## DATA TO USE
□ □ □ □

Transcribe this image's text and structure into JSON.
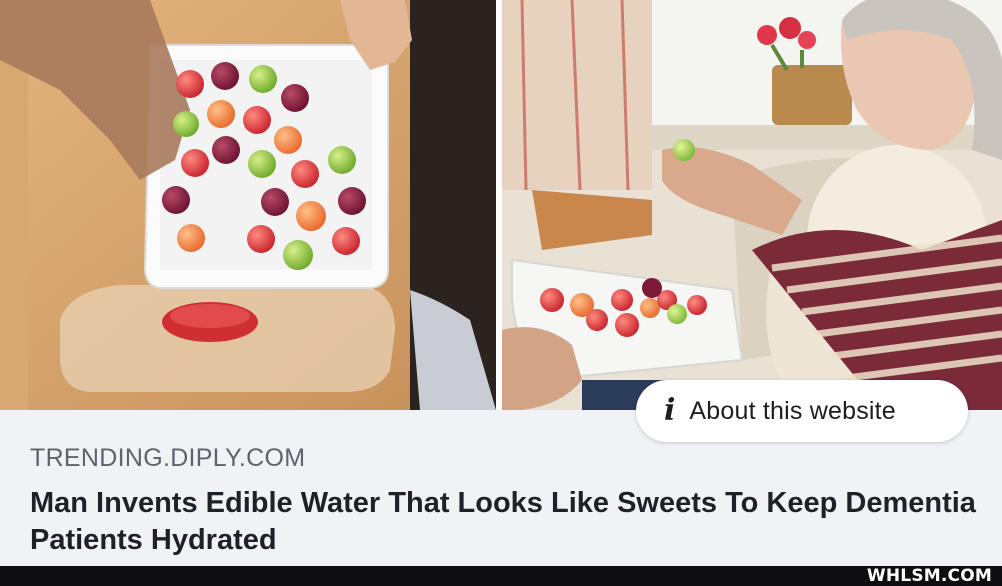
{
  "photos": {
    "left_alt": "hands arranging colourful edible water drops in a white tray",
    "right_alt": "elderly woman holding an edible water drop next to a tray"
  },
  "about": {
    "icon": "info-icon",
    "icon_glyph": "i",
    "label": "About this website"
  },
  "link": {
    "domain": "TRENDING.DIPLY.COM",
    "headline": "Man Invents Edible Water That Looks Like Sweets To Keep Dementia Patients Hydrated"
  },
  "watermark": {
    "text": "WHLSM.COM"
  },
  "colors": {
    "card_bg": "#f0f2f5",
    "headline": "#1d2129",
    "domain": "#5c6470",
    "drop_red": "#d8363b",
    "drop_orange": "#f07a3a",
    "drop_green": "#8fc23e",
    "drop_purple": "#7d1838"
  }
}
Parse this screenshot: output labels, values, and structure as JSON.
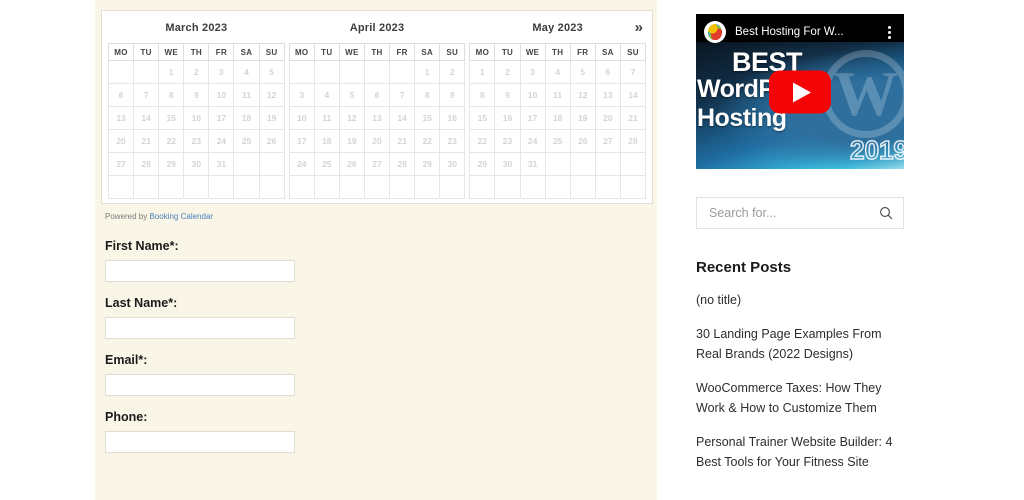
{
  "calendar": {
    "next_label": "»",
    "weekdays": [
      "MO",
      "TU",
      "WE",
      "TH",
      "FR",
      "SA",
      "SU"
    ],
    "powered_prefix": "Powered by ",
    "powered_link": "Booking Calendar",
    "months": [
      {
        "title": "March 2023",
        "weeks": [
          [
            {
              "d": "",
              "s": "empty"
            },
            {
              "d": "",
              "s": "empty"
            },
            {
              "d": "1",
              "s": "past"
            },
            {
              "d": "2",
              "s": "past"
            },
            {
              "d": "3",
              "s": "past"
            },
            {
              "d": "4",
              "s": "past"
            },
            {
              "d": "5",
              "s": "past"
            }
          ],
          [
            {
              "d": "6",
              "s": "past"
            },
            {
              "d": "7",
              "s": "past"
            },
            {
              "d": "8",
              "s": "past"
            },
            {
              "d": "9",
              "s": "past"
            },
            {
              "d": "10",
              "s": "past"
            },
            {
              "d": "11",
              "s": "past"
            },
            {
              "d": "12",
              "s": "past"
            }
          ],
          [
            {
              "d": "13",
              "s": "past"
            },
            {
              "d": "14",
              "s": "past"
            },
            {
              "d": "15",
              "s": "past"
            },
            {
              "d": "16",
              "s": "past"
            },
            {
              "d": "17",
              "s": "past"
            },
            {
              "d": "18",
              "s": "past"
            },
            {
              "d": "19",
              "s": "past"
            }
          ],
          [
            {
              "d": "20",
              "s": "past"
            },
            {
              "d": "21",
              "s": "past"
            },
            {
              "d": "22",
              "s": "past"
            },
            {
              "d": "23",
              "s": "past"
            },
            {
              "d": "24",
              "s": "free"
            },
            {
              "d": "25",
              "s": "past"
            },
            {
              "d": "26",
              "s": "pending"
            }
          ],
          [
            {
              "d": "27",
              "s": "pending"
            },
            {
              "d": "28",
              "s": "pending"
            },
            {
              "d": "29",
              "s": "free"
            },
            {
              "d": "30",
              "s": "free"
            },
            {
              "d": "31",
              "s": "free"
            },
            {
              "d": "",
              "s": "empty"
            },
            {
              "d": "",
              "s": "empty"
            }
          ],
          [
            {
              "d": "",
              "s": "empty"
            },
            {
              "d": "",
              "s": "empty"
            },
            {
              "d": "",
              "s": "empty"
            },
            {
              "d": "",
              "s": "empty"
            },
            {
              "d": "",
              "s": "empty"
            },
            {
              "d": "",
              "s": "empty"
            },
            {
              "d": "",
              "s": "empty"
            }
          ]
        ]
      },
      {
        "title": "April 2023",
        "weeks": [
          [
            {
              "d": "",
              "s": "empty"
            },
            {
              "d": "",
              "s": "empty"
            },
            {
              "d": "",
              "s": "empty"
            },
            {
              "d": "",
              "s": "empty"
            },
            {
              "d": "",
              "s": "empty"
            },
            {
              "d": "1",
              "s": "past"
            },
            {
              "d": "2",
              "s": "free"
            }
          ],
          [
            {
              "d": "3",
              "s": "free"
            },
            {
              "d": "4",
              "s": "free"
            },
            {
              "d": "5",
              "s": "free"
            },
            {
              "d": "6",
              "s": "free"
            },
            {
              "d": "7",
              "s": "free"
            },
            {
              "d": "8",
              "s": "past"
            },
            {
              "d": "9",
              "s": "free"
            }
          ],
          [
            {
              "d": "10",
              "s": "free"
            },
            {
              "d": "11",
              "s": "free"
            },
            {
              "d": "12",
              "s": "free"
            },
            {
              "d": "13",
              "s": "free"
            },
            {
              "d": "14",
              "s": "free"
            },
            {
              "d": "15",
              "s": "past"
            },
            {
              "d": "16",
              "s": "free"
            }
          ],
          [
            {
              "d": "17",
              "s": "free"
            },
            {
              "d": "18",
              "s": "free"
            },
            {
              "d": "19",
              "s": "free"
            },
            {
              "d": "20",
              "s": "free"
            },
            {
              "d": "21",
              "s": "free"
            },
            {
              "d": "22",
              "s": "past"
            },
            {
              "d": "23",
              "s": "free"
            }
          ],
          [
            {
              "d": "24",
              "s": "free"
            },
            {
              "d": "25",
              "s": "free"
            },
            {
              "d": "26",
              "s": "free"
            },
            {
              "d": "27",
              "s": "free"
            },
            {
              "d": "28",
              "s": "free"
            },
            {
              "d": "29",
              "s": "past"
            },
            {
              "d": "30",
              "s": "free"
            }
          ],
          [
            {
              "d": "",
              "s": "empty"
            },
            {
              "d": "",
              "s": "empty"
            },
            {
              "d": "",
              "s": "empty"
            },
            {
              "d": "",
              "s": "empty"
            },
            {
              "d": "",
              "s": "empty"
            },
            {
              "d": "",
              "s": "empty"
            },
            {
              "d": "",
              "s": "empty"
            }
          ]
        ]
      },
      {
        "title": "May 2023",
        "weeks": [
          [
            {
              "d": "1",
              "s": "free"
            },
            {
              "d": "2",
              "s": "free"
            },
            {
              "d": "3",
              "s": "free"
            },
            {
              "d": "4",
              "s": "free"
            },
            {
              "d": "5",
              "s": "free"
            },
            {
              "d": "6",
              "s": "past"
            },
            {
              "d": "7",
              "s": "free"
            }
          ],
          [
            {
              "d": "8",
              "s": "free"
            },
            {
              "d": "9",
              "s": "free"
            },
            {
              "d": "10",
              "s": "free"
            },
            {
              "d": "11",
              "s": "free"
            },
            {
              "d": "12",
              "s": "free"
            },
            {
              "d": "13",
              "s": "past"
            },
            {
              "d": "14",
              "s": "free"
            }
          ],
          [
            {
              "d": "15",
              "s": "free"
            },
            {
              "d": "16",
              "s": "free"
            },
            {
              "d": "17",
              "s": "free"
            },
            {
              "d": "18",
              "s": "free"
            },
            {
              "d": "19",
              "s": "free"
            },
            {
              "d": "20",
              "s": "past"
            },
            {
              "d": "21",
              "s": "free"
            }
          ],
          [
            {
              "d": "22",
              "s": "free"
            },
            {
              "d": "23",
              "s": "free"
            },
            {
              "d": "24",
              "s": "free"
            },
            {
              "d": "25",
              "s": "free"
            },
            {
              "d": "26",
              "s": "free"
            },
            {
              "d": "27",
              "s": "past"
            },
            {
              "d": "28",
              "s": "free"
            }
          ],
          [
            {
              "d": "29",
              "s": "free"
            },
            {
              "d": "30",
              "s": "free"
            },
            {
              "d": "31",
              "s": "free"
            },
            {
              "d": "",
              "s": "empty"
            },
            {
              "d": "",
              "s": "empty"
            },
            {
              "d": "",
              "s": "empty"
            },
            {
              "d": "",
              "s": "empty"
            }
          ],
          [
            {
              "d": "",
              "s": "empty"
            },
            {
              "d": "",
              "s": "empty"
            },
            {
              "d": "",
              "s": "empty"
            },
            {
              "d": "",
              "s": "empty"
            },
            {
              "d": "",
              "s": "empty"
            },
            {
              "d": "",
              "s": "empty"
            },
            {
              "d": "",
              "s": "empty"
            }
          ]
        ]
      }
    ],
    "colors": {
      "available": "#1ed61e",
      "pending": "#f6c90b",
      "background": "#faf6e7"
    }
  },
  "form": {
    "fields": [
      {
        "label": "First Name*:",
        "value": "",
        "placeholder": ""
      },
      {
        "label": "Last Name*:",
        "value": "",
        "placeholder": ""
      },
      {
        "label": "Email*:",
        "value": "",
        "placeholder": ""
      },
      {
        "label": "Phone:",
        "value": "",
        "placeholder": ""
      }
    ]
  },
  "sidebar": {
    "video": {
      "title": "Best Hosting For W...",
      "thumbnail_line1": "BEST",
      "thumbnail_line2": "WordPress",
      "thumbnail_line3": "Hosting",
      "thumbnail_year": "2019",
      "wp_mark": "W"
    },
    "search": {
      "placeholder": "Search for...",
      "value": ""
    },
    "recent_posts": {
      "title": "Recent Posts",
      "items": [
        "(no title)",
        "30 Landing Page Examples From Real Brands (2022 Designs)",
        "WooCommerce Taxes: How They Work & How to Customize Them",
        "Personal Trainer Website Builder: 4 Best Tools for Your Fitness Site"
      ]
    }
  }
}
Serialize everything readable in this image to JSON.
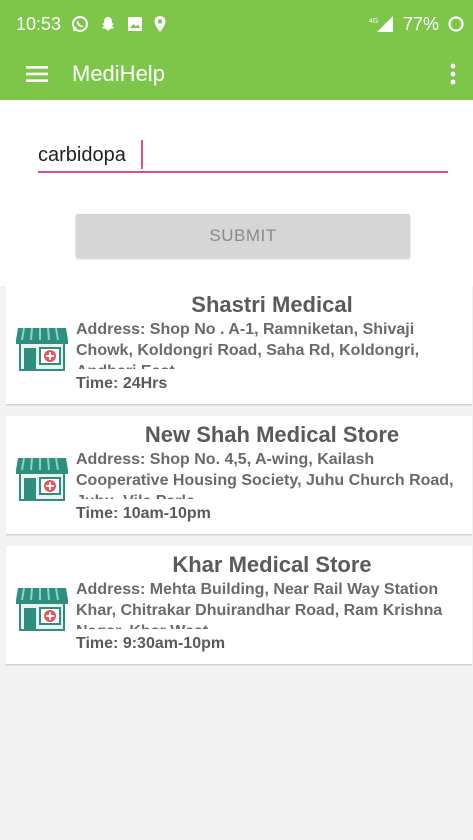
{
  "status_bar": {
    "time": "10:53",
    "battery": "77%",
    "network": "4G",
    "icons": [
      "whatsapp-icon",
      "snapchat-icon",
      "image-icon",
      "location-icon",
      "signal-icon",
      "sync-icon"
    ]
  },
  "app_bar": {
    "title": "MediHelp",
    "menu_icon": "hamburger-menu-icon",
    "overflow_icon": "more-vert-icon"
  },
  "search": {
    "value": "carbidopa",
    "submit_label": "SUBMIT"
  },
  "results": [
    {
      "name": "Shastri Medical",
      "address": "Address: Shop No . A-1, Ramniketan, Shivaji Chowk, Koldongri Road, Saha Rd, Koldongri, Andheri East",
      "time": "Time: 24Hrs"
    },
    {
      "name": "New Shah Medical Store",
      "address": "Address: Shop No. 4,5, A-wing, Kailash Cooperative Housing Society, Juhu Church Road, Juhu, Vile Parle",
      "time": "Time: 10am-10pm"
    },
    {
      "name": "Khar Medical Store",
      "address": "Address: Mehta Building, Near Rail Way Station Khar, Chitrakar Dhuirandhar Road, Ram Krishna Nagar, Khar West",
      "time": "Time: 9:30am-10pm"
    }
  ],
  "colors": {
    "primary": "#7dc64a",
    "accent": "#e44c7d",
    "store_awning": "#2f8f7f",
    "store_cross": "#e8545a"
  }
}
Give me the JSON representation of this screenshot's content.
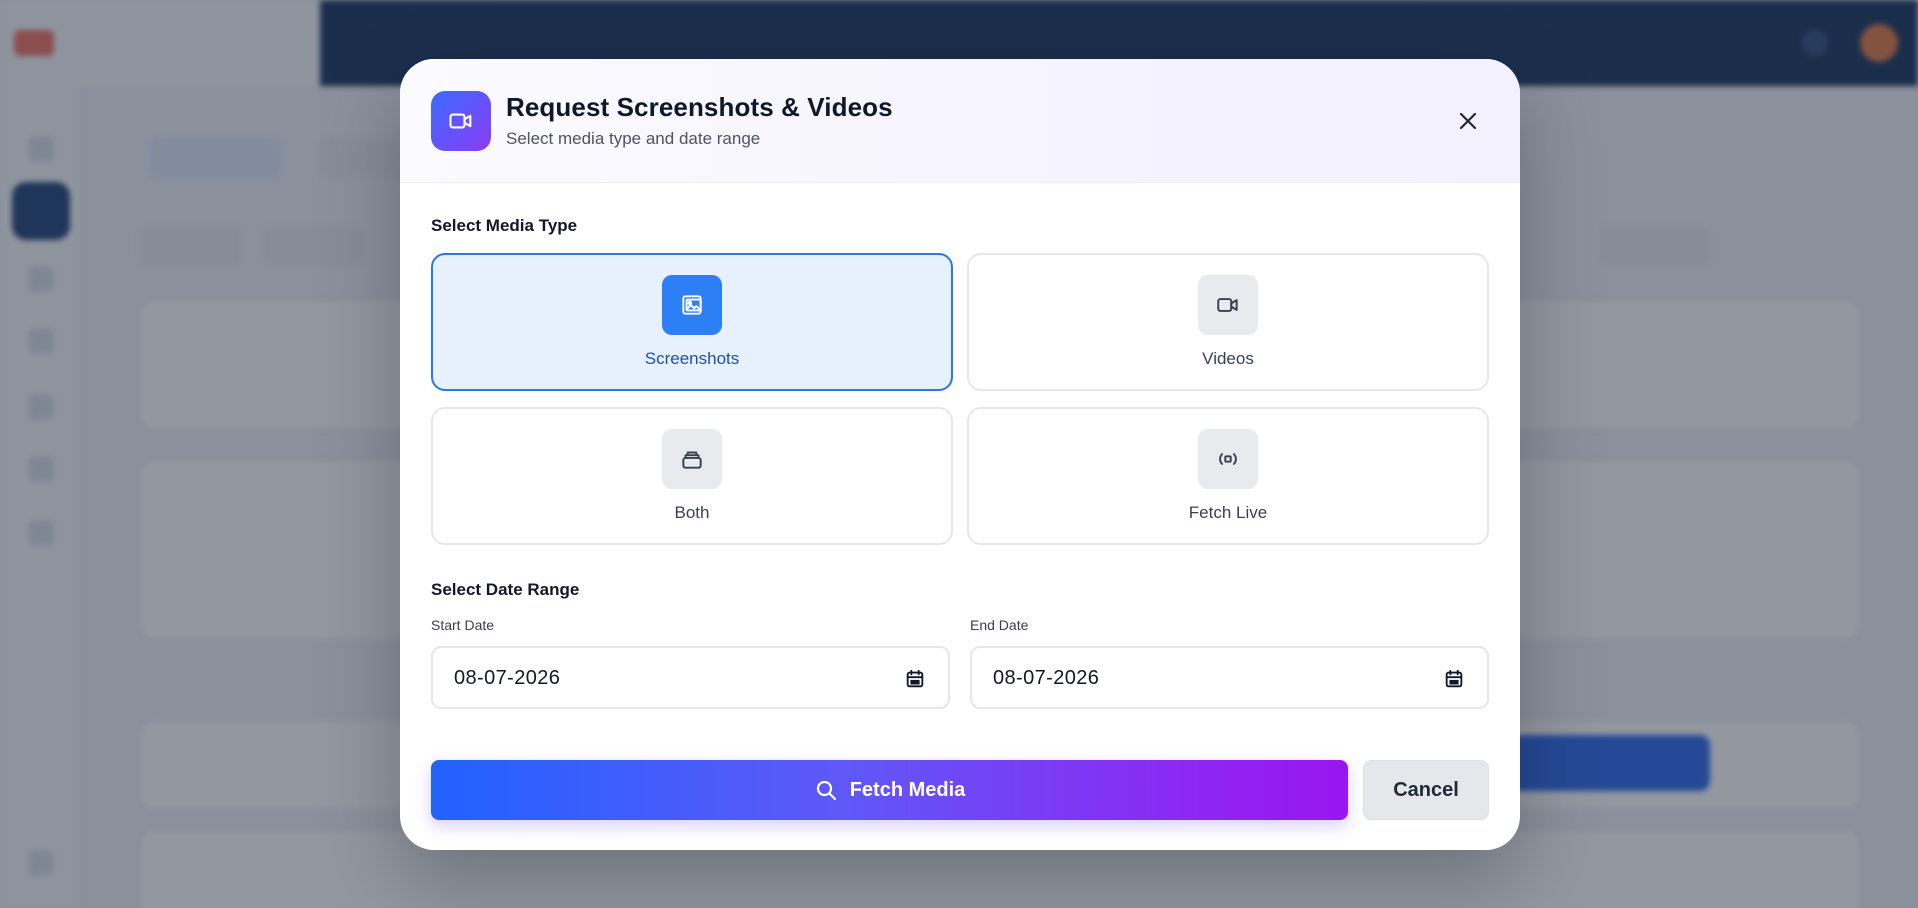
{
  "modal": {
    "title": "Request Screenshots & Videos",
    "subtitle": "Select media type and date range",
    "header_icon": "video-camera-icon",
    "close_icon": "close-icon"
  },
  "media_type": {
    "label": "Select Media Type",
    "options": [
      {
        "label": "Screenshots",
        "icon": "image-icon",
        "selected": true
      },
      {
        "label": "Videos",
        "icon": "video-camera-icon",
        "selected": false
      },
      {
        "label": "Both",
        "icon": "stack-icon",
        "selected": false
      },
      {
        "label": "Fetch Live",
        "icon": "live-broadcast-icon",
        "selected": false
      }
    ]
  },
  "date_range": {
    "label": "Select Date Range",
    "start": {
      "label": "Start Date",
      "value": "08-07-2026"
    },
    "end": {
      "label": "End Date",
      "value": "08-07-2026"
    }
  },
  "actions": {
    "fetch_label": "Fetch Media",
    "fetch_icon": "search-icon",
    "cancel_label": "Cancel"
  },
  "colors": {
    "accent_blue": "#2d7ff5",
    "gradient_start": "#2162ff",
    "gradient_end": "#9a15f0",
    "selected_bg": "#e7f1fd"
  }
}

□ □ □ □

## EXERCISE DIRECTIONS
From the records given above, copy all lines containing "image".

## REPLY TO THE EXERCISE
Transcribe this image's text and structure into JSON.
Serialize everything readable in this image to JSON.
      "image-icon",
        "icon": "image-icon",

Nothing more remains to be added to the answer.